US6575928May 3, 2002Jun 10, 2003Eunoe, Inc.Devices and methods for removing cerebrospinal fluids from a patient's CSF space
US6875192Mar 31, 2003Apr 5, 2005Eunoe, Inc.Devices and methods for removing cerebrospinal fluids from a patient's CSF space
US7025739Aug 7, 2002Apr 11, 2006Integra Lifesciences CorporationSystem and method for treating elevated intracranial pressure
US7189221Mar 4, 2003Mar 13, 2007Integra Life Sciences CorporationMethods for the treatment of a normal pressure hydrocephalus
US7212864Dec 9, 2003May 1, 2007Medtronic, Inc.Modular implantable medical device
US7242982Dec 9, 2003Jul 10, 2007Medtronic, Inc.Overmold for a modular implantable medical device
US7263401Apr 29, 2004Aug 28, 2007Medtronic, Inc.Implantable medical device with a nonhermetic battery
US7317947Apr 29, 2004Jan 8, 2008Medtronic, Inc.Headset recharger for cranially implantable medical devices
US7392089Dec 9, 2003Jun 24, 2008Medtronic, Inc.Reducing relative intermodule motion in a modular implantable medical device
US7529586Dec 9, 2003May 5, 2009Medtronic, Inc.Concavity of an implantable medical device
US7596399Apr 29, 2004Sep 29, 2009Medtronic, IncImplantation of implantable medical device
US7596408Apr 30, 2004Sep 29, 2009Medtronic, Inc.Implantable medical device with anti-infection agent
US7848817Dec 9, 2003Dec 7, 2010Medtronic, Inc.Coupling module of a modular implantable medical device
US7881796Jul 31, 2007Feb 1, 2011Medtronic, Inc.Implantable medical device with a nonhermetic battery
US8086313Aug 5, 2009Dec 27, 2011Medtronic, Inc.Implantable medical device with anti-infection agent
US8280478Aug 10, 2009Oct 2, 2012Medtronic, Inc.Evaluation of implantation site for implantation of implantable medical device
US8397732Dec 9, 2003Mar 19, 2013Medtronic, Inc.Implantation of low-profile implantable medical device
US8457744Dec 9, 2003Jun 4, 2013Medtronic, Inc.Low-profile implantable medical device
US8666497Nov 9, 2010Mar 4, 2014Medtronic, Inc.Coupling module of a modular implantable medical device
WO2001054752A1Jan 27, 2000Aug 2, 2001Cs Fluids IncDevices and methods for removing cerebrospinal fluids from a patient's csf space

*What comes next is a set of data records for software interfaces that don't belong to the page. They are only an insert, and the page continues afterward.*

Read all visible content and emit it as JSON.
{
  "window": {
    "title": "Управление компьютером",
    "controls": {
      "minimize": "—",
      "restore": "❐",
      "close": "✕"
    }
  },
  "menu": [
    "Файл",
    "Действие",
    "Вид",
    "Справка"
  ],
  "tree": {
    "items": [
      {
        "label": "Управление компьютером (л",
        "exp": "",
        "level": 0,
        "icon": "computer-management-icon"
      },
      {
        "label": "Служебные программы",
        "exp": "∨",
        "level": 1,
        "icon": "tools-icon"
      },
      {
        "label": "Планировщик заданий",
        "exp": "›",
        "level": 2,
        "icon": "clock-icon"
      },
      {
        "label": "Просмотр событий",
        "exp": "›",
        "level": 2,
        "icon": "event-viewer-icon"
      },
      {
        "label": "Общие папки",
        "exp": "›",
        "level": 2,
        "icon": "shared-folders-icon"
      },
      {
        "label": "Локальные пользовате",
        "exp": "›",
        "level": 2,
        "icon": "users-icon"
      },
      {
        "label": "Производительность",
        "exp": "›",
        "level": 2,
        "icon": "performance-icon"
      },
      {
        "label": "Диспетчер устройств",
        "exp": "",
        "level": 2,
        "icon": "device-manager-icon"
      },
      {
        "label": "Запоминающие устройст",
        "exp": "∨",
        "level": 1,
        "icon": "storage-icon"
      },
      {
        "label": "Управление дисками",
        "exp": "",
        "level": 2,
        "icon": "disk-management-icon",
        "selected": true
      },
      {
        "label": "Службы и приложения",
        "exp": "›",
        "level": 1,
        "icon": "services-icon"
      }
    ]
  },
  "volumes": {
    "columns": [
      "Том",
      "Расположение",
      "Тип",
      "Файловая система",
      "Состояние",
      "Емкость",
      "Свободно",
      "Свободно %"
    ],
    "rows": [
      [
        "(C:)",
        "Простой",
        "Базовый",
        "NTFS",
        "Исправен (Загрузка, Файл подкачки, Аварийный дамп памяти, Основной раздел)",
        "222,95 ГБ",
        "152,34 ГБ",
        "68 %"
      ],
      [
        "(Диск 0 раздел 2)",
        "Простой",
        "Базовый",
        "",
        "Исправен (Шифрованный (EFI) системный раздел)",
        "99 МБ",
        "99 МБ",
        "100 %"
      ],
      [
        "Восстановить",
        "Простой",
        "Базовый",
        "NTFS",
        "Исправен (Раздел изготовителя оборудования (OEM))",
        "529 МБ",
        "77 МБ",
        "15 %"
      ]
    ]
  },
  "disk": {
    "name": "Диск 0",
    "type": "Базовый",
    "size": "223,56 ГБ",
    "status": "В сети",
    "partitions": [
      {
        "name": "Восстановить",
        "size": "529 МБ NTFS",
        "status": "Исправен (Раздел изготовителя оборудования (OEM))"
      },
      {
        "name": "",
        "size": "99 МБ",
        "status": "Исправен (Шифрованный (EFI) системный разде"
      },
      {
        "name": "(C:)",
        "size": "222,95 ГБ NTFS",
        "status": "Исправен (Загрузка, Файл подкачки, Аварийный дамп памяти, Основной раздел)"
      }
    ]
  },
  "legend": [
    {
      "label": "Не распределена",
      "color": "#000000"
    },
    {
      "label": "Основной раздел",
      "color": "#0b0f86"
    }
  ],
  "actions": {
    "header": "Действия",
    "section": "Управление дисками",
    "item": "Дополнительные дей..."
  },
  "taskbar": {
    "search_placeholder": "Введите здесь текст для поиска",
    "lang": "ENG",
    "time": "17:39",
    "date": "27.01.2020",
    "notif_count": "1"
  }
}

WO2004103460A1 *May 12, 2004Dec 2, 2004Medtronic IncImplantable pouch for receiving a medical lead
Classifications
U.S. Classification604/8, 604/264, 174/135, 24/71.1

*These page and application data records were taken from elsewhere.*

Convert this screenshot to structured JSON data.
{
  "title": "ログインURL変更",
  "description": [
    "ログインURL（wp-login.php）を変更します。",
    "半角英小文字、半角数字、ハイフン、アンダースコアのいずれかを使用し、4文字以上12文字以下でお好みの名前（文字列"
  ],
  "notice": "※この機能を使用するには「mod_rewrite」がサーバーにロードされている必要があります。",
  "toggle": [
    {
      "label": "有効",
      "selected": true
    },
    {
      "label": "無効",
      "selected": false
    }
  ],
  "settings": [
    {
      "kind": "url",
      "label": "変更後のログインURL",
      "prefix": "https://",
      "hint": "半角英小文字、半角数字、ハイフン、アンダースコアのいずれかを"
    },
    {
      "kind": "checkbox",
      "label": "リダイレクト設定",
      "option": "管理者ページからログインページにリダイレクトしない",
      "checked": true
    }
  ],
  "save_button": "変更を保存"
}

International ClassificationA61N1/05, A61M1/00
Cooperative ClassificationA61M2039/0276, A61M2039/0267, A61N1/05, A61M39/0247
European ClassificationA61N1/05, A61M39/02T